PORT-au-PRINCE. Haiti remembered yesterday the fourth anniversary of the devastating earthquake which caused 300,000 deaths and left 1.5 million persons homeless. Today, more than 90% have returned to their homes, while more than 146,000 continue to exist in refugee camps under highly vulnerable circumstances.
The quake that shook the poorest nation in the Americas on 12 January 2010 at 4:53 p.m. left, in addition to thousands of dead, material losses of US$7.0 billion and 1.5 million of homeless.
Four years later, there are still 146,464 persons in an extremely vulnerable position in 271 shelters for the homeless, where they live in horrible conditions, which get worse each day, according to information from the International Immigration Organization.
In spite of the fact that 90% have managed to leave the homeless camps which have been reduced by 83%, those that remain are the most vulnerable and live in extreme poverty, surviving in tents, made to last six months, but that now have gone four years. Many latrines no longer function and that are scarce basic services.

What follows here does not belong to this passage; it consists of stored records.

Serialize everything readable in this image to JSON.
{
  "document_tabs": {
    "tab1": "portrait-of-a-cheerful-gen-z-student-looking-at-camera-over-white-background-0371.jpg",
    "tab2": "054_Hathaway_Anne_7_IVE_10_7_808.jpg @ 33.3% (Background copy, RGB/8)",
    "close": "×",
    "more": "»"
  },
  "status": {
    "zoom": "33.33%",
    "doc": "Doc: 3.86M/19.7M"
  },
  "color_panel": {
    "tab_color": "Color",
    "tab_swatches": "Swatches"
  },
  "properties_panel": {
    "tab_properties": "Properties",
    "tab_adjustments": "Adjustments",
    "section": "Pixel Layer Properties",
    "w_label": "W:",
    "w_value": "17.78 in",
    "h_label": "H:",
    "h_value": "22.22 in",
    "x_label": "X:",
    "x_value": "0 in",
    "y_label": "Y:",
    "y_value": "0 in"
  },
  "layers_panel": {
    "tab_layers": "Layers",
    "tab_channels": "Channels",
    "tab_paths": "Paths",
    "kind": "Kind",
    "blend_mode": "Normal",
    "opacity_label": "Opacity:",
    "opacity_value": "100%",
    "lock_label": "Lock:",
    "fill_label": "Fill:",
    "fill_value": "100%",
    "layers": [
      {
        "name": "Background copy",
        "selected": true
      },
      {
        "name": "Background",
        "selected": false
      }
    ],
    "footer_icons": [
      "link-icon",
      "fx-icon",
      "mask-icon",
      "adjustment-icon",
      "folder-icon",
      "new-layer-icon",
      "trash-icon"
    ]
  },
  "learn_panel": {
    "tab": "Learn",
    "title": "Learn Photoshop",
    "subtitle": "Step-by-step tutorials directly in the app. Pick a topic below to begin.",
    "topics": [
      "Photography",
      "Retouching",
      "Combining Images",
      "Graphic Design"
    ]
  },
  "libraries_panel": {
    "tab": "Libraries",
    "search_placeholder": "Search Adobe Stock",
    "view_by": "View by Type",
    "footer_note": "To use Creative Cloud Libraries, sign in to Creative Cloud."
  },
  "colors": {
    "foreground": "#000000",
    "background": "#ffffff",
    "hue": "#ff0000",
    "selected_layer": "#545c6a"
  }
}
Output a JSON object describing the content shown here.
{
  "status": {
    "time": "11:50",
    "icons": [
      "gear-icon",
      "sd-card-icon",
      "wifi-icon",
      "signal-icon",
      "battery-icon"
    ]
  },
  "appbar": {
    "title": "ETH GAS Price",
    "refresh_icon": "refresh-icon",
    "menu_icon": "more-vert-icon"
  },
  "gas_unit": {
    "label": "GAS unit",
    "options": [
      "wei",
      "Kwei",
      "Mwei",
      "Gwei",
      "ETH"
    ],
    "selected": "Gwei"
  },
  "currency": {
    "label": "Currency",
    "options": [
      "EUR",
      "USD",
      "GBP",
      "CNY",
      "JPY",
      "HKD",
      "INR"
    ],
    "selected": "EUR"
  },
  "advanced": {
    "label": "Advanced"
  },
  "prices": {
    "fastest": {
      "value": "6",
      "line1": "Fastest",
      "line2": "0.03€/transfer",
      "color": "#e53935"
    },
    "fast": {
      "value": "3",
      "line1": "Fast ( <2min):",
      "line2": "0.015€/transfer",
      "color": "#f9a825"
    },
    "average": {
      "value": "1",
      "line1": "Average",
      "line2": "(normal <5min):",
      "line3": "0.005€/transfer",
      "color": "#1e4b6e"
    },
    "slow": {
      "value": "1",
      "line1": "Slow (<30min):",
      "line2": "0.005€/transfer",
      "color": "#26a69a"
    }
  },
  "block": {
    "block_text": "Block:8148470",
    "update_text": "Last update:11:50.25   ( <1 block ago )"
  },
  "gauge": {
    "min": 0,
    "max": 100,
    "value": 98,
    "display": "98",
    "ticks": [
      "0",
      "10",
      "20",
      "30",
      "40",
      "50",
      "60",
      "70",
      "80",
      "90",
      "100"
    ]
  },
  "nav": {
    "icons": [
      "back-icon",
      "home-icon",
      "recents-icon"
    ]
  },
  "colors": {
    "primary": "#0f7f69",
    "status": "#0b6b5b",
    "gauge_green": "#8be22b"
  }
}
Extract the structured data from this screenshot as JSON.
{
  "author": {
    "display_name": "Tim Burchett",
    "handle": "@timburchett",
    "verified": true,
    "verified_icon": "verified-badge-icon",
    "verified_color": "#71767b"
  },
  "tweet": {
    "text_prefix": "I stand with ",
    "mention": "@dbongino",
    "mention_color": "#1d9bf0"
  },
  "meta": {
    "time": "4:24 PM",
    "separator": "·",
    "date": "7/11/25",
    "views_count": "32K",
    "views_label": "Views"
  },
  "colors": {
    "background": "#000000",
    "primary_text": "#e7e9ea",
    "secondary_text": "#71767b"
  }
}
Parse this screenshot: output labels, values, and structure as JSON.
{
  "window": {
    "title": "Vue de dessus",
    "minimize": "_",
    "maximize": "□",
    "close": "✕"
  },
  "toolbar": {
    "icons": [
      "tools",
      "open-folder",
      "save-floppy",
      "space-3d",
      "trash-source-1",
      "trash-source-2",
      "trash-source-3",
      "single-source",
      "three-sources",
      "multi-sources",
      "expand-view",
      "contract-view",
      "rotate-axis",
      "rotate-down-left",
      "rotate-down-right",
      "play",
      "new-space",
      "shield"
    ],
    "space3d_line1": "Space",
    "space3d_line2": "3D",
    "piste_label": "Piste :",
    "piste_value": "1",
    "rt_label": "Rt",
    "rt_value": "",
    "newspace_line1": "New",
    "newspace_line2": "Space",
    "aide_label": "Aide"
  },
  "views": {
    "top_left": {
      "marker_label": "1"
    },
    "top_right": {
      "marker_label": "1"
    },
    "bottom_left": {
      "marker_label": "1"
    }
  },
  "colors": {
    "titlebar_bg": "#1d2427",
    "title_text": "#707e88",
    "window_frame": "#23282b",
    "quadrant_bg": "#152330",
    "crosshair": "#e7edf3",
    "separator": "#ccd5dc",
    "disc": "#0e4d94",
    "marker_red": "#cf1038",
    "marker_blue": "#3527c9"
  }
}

And they also are at risk to violence, especially of a sexual nature, or subject to forceful eviction and many, besides being without a home because of the earthquake; they lost their jobs because of some disability which, after the event, keeps them from doing the jobs they had before.
According to the information that was offered to EFE (the Spanish news agency) by the General Directorate of Humanitarian Aid and Civil Protection (Echo) of the European Commission, there are 16,377 families at risk of suffering forceful eviction by the authorities and will not have anywhere to go.
This happens-according to EFE-when the camps are on public lands and the government wants to use them for other things or when they are on private lands and the owners are demanding their return.
A survey carried out by the Directorate General of Drinking Water in 65 refugee camps concluded that 92% of the camps suffer from repeated flooding and that 88% have no waste disposal service.
A new cardinal
The new cardinal for Haiti, Chibly Langlois, said yesterday that he was “surprised” to receive the news of his appointment from Pope Francis, and he added that this is a blessing for his country. The news reached the Archbishop of Les Cayes and chairman of the Haitian Conference of Bishops, on the same day as the anniversary of the earthquake.
Source – DiarioLibre
Category: DR News |